||Chemical Flux in an Acid-Stressed Stream.
Hall, R. J. ;
Likens, G. E. ;
||New York State Coll. of Agriculture and Life Sciences, Ithaca. Ecology and Systematics Section.;Environmental Research Lab.-Du luth, MN.
Water pollution ;
Air pollution ;
Sulfuric acid ;
Nitric acid ;
New Hampshire ;
Acid rain ;
Air water interactions ;
Water pollution effects(Animals) ;
||Most EPA libraries have a fiche copy filed under the call number shown. Check with individual libraries about paper copy.

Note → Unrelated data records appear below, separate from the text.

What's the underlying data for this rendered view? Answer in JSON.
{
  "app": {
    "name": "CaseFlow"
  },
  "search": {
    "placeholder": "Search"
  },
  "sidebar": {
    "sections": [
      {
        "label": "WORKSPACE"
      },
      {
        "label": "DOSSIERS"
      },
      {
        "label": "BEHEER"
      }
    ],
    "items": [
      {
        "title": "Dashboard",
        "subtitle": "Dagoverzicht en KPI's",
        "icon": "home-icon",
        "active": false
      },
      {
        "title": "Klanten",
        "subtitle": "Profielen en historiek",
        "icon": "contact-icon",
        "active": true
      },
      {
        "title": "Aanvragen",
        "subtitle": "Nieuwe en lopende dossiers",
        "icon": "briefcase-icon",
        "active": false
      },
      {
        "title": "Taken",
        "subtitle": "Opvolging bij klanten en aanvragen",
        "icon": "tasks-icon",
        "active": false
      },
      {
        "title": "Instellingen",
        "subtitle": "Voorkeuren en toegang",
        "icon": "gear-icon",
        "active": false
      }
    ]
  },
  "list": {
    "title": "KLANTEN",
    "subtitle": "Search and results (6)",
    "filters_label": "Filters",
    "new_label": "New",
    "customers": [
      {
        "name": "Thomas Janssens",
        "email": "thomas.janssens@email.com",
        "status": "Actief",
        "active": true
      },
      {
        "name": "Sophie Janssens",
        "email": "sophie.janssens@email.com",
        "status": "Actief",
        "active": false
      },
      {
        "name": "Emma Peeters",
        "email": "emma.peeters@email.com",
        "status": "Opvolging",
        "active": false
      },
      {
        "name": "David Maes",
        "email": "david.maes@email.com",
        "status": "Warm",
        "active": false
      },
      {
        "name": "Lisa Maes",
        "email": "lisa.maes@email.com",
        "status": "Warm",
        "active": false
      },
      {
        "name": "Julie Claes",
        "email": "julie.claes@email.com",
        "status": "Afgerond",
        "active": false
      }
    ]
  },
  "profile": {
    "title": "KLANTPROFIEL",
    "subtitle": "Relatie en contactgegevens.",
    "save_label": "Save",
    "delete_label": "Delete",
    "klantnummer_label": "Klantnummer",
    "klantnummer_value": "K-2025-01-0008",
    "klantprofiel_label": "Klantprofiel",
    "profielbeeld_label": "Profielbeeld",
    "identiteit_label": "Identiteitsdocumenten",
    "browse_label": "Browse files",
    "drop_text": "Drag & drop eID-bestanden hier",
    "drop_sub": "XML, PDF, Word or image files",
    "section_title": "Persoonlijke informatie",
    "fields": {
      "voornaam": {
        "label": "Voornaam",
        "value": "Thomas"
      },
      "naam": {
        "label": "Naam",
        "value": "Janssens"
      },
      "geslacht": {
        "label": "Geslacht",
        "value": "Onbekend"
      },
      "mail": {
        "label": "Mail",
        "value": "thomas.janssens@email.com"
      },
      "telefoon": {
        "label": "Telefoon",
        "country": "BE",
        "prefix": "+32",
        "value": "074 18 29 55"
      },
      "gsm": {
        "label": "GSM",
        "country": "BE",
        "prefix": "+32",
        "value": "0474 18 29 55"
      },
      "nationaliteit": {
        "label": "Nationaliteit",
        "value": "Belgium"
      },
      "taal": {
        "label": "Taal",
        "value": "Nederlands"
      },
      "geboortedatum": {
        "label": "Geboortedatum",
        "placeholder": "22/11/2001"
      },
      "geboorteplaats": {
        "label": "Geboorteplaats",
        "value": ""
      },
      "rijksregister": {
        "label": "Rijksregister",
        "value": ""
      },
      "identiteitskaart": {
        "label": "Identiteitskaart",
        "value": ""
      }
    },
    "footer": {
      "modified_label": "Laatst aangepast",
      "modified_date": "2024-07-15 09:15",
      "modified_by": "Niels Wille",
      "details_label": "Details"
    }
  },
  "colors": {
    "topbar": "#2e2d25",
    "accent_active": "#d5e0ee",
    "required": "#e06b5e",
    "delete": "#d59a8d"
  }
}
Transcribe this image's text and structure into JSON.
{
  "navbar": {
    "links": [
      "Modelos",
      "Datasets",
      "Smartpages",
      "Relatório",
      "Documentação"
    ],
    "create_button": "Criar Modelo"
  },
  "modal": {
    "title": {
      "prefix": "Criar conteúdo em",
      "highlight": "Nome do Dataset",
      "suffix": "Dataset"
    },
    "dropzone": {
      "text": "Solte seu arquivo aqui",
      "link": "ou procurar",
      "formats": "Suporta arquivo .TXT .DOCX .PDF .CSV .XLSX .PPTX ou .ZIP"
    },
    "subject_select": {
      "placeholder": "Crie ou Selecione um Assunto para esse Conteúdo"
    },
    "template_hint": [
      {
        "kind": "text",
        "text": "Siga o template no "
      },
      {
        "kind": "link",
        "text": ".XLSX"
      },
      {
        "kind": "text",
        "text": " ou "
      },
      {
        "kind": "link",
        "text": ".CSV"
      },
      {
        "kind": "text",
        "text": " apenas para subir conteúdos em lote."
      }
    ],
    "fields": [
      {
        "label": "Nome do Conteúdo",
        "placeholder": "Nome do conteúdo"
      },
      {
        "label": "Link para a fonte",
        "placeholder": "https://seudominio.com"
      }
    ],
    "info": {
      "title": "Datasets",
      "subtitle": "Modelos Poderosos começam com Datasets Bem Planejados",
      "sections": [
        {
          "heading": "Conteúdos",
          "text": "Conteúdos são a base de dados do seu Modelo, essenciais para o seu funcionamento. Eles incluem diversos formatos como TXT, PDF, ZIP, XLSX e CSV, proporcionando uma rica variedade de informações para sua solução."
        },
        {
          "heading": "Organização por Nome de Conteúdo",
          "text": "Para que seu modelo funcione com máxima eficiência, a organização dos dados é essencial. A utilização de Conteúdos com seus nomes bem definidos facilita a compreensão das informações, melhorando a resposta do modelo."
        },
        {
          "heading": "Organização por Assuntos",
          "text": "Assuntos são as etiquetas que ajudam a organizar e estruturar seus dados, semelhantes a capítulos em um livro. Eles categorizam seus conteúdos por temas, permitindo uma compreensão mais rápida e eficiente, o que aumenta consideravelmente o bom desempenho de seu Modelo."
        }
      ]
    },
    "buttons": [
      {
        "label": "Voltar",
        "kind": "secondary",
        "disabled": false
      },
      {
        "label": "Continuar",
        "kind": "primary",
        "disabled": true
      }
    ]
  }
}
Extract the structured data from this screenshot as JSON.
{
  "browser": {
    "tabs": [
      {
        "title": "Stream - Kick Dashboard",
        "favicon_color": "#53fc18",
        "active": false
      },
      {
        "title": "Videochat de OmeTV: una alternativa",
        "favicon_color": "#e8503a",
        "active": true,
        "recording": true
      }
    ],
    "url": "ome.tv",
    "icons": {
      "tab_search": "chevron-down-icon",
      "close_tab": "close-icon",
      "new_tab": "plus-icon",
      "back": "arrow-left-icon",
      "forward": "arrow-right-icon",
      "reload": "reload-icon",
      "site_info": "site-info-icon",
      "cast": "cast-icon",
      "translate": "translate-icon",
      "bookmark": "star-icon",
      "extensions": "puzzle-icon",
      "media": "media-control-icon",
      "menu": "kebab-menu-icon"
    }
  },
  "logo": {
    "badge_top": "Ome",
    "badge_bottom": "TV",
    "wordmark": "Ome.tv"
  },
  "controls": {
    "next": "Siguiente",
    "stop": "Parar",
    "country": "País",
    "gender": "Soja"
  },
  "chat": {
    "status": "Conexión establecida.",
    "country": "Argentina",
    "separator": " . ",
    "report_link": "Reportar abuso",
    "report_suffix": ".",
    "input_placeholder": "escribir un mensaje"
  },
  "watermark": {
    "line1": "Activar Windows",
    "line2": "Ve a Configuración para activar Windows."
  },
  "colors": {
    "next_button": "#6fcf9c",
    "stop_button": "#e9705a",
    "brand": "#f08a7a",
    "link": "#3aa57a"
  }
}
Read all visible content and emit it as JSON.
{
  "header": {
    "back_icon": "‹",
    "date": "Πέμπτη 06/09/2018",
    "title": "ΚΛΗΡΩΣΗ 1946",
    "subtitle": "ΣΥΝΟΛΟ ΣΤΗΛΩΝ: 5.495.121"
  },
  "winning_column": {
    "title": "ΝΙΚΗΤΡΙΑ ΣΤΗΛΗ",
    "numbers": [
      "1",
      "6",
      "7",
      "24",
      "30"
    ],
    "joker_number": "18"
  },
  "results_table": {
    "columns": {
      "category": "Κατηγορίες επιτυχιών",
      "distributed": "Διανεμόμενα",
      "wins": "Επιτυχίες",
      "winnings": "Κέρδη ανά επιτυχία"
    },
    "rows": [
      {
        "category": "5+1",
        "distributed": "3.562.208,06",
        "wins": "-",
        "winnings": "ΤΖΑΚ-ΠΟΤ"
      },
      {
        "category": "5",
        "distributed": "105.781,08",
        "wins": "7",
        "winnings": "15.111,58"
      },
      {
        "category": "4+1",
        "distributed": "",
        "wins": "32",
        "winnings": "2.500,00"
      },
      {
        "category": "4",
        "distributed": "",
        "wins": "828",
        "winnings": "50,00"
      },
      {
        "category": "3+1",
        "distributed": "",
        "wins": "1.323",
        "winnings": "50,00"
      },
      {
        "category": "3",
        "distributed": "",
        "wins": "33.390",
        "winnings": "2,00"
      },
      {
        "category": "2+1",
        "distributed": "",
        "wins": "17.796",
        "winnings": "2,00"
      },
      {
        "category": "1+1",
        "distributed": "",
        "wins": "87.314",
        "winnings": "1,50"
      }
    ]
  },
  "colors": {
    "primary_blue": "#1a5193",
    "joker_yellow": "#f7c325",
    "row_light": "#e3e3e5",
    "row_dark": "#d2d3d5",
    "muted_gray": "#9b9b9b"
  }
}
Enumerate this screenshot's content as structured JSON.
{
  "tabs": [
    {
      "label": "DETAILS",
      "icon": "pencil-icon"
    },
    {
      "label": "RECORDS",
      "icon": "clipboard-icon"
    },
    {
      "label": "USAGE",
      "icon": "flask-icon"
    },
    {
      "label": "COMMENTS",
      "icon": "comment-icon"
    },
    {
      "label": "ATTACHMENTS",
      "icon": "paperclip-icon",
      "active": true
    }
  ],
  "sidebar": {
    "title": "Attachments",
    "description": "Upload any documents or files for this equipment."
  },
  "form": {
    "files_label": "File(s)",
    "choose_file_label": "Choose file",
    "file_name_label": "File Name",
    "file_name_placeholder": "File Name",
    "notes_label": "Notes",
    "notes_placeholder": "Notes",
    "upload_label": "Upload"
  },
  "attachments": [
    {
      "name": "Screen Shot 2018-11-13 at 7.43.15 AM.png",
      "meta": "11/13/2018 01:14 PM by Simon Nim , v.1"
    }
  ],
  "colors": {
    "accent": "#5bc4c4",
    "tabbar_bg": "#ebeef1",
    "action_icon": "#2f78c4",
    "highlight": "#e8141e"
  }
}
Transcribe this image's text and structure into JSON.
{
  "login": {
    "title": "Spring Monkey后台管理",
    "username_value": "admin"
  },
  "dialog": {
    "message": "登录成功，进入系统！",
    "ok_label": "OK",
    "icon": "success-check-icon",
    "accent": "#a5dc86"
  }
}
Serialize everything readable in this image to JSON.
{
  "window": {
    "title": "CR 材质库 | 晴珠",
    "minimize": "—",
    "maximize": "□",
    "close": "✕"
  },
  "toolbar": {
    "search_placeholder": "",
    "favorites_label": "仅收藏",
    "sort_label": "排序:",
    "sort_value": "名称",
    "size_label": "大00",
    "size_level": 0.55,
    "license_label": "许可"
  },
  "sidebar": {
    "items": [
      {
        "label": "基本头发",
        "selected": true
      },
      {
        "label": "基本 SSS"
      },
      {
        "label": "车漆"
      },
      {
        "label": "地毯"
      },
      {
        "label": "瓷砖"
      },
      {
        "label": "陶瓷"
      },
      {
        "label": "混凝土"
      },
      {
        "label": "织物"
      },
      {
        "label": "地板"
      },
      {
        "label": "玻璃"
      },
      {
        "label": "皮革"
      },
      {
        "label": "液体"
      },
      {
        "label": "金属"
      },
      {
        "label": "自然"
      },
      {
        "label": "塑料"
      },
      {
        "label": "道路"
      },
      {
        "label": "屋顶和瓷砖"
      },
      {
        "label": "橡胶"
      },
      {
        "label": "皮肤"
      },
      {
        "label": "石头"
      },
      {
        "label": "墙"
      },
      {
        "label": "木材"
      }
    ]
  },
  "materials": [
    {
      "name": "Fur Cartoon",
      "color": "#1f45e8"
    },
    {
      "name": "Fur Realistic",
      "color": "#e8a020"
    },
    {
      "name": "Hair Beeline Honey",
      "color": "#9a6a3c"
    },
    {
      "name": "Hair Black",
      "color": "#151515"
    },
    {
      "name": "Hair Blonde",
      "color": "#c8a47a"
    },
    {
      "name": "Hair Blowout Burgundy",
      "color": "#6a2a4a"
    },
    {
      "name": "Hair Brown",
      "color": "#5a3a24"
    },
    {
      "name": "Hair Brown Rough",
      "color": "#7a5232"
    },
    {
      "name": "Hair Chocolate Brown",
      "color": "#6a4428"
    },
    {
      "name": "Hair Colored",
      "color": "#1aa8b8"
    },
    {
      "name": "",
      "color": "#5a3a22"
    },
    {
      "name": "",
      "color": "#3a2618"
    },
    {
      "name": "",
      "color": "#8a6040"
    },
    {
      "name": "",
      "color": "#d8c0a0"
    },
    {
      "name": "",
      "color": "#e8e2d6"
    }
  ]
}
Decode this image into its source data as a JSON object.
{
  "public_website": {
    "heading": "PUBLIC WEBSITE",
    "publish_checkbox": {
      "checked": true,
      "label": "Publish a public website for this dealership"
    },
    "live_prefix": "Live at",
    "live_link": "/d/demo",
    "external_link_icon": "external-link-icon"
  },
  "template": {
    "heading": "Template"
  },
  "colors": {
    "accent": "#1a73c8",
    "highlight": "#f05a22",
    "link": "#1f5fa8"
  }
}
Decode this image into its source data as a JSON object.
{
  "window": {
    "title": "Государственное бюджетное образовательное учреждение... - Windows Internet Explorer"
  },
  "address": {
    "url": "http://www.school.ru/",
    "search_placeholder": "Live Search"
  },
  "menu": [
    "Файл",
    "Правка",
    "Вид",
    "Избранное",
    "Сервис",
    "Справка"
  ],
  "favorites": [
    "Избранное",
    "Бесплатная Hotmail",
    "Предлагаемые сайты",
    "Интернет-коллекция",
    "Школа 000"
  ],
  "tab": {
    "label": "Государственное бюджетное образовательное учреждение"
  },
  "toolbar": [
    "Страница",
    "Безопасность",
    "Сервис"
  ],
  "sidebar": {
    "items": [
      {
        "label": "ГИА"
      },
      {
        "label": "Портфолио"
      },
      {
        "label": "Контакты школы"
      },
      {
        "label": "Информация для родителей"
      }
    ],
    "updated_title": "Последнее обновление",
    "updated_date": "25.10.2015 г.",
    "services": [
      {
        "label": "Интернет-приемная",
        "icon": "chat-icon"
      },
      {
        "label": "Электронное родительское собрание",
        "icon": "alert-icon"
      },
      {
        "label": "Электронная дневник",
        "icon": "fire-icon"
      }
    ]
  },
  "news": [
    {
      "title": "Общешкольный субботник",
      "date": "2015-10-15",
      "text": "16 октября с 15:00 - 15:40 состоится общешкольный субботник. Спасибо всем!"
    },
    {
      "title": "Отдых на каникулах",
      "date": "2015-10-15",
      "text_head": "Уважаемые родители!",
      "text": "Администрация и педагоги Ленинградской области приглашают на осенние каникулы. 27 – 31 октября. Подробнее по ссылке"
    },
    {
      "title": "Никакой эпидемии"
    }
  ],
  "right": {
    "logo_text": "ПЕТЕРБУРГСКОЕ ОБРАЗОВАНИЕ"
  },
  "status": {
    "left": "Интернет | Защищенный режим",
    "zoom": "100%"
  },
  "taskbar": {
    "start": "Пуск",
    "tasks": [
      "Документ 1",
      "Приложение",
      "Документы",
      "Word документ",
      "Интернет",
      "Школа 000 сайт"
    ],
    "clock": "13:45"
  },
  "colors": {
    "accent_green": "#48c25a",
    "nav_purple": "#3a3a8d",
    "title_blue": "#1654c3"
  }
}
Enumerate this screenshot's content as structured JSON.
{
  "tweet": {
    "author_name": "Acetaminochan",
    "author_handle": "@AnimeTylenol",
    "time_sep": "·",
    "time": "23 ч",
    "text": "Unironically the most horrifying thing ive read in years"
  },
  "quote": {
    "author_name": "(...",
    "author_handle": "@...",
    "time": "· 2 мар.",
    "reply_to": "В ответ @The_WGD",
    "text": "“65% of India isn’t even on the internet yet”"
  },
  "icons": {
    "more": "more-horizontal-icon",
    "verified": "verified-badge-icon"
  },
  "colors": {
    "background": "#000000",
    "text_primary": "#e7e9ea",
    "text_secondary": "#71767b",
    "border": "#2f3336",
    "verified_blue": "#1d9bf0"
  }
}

The acidity of rain and snow falling on widely separated areas of the world has been increasing during the past 30 yr (refs 1-3). Acid rainfall consists of a dilute solution of sulphuric and nitric acids due to the oxidation and hydrolysis of airborne sulphur and nitrogen and frequently has a pH of <4.0. Recent studies have shown that acid rain alters the chemistry and biology of streams and lakes in large regions of the world. Results from reconnaissance studies in the field and physiological studies in the laboratory show that diversity and numbers of aquatic organisms of all major trophic levels are affected by low pH (high acidity). The quantitative effects of such acidification on biogeochemistry and biological function in natural streams have received little attention. The authors aim was to measure the effects of increased acidity on chemical and biological export in the stream.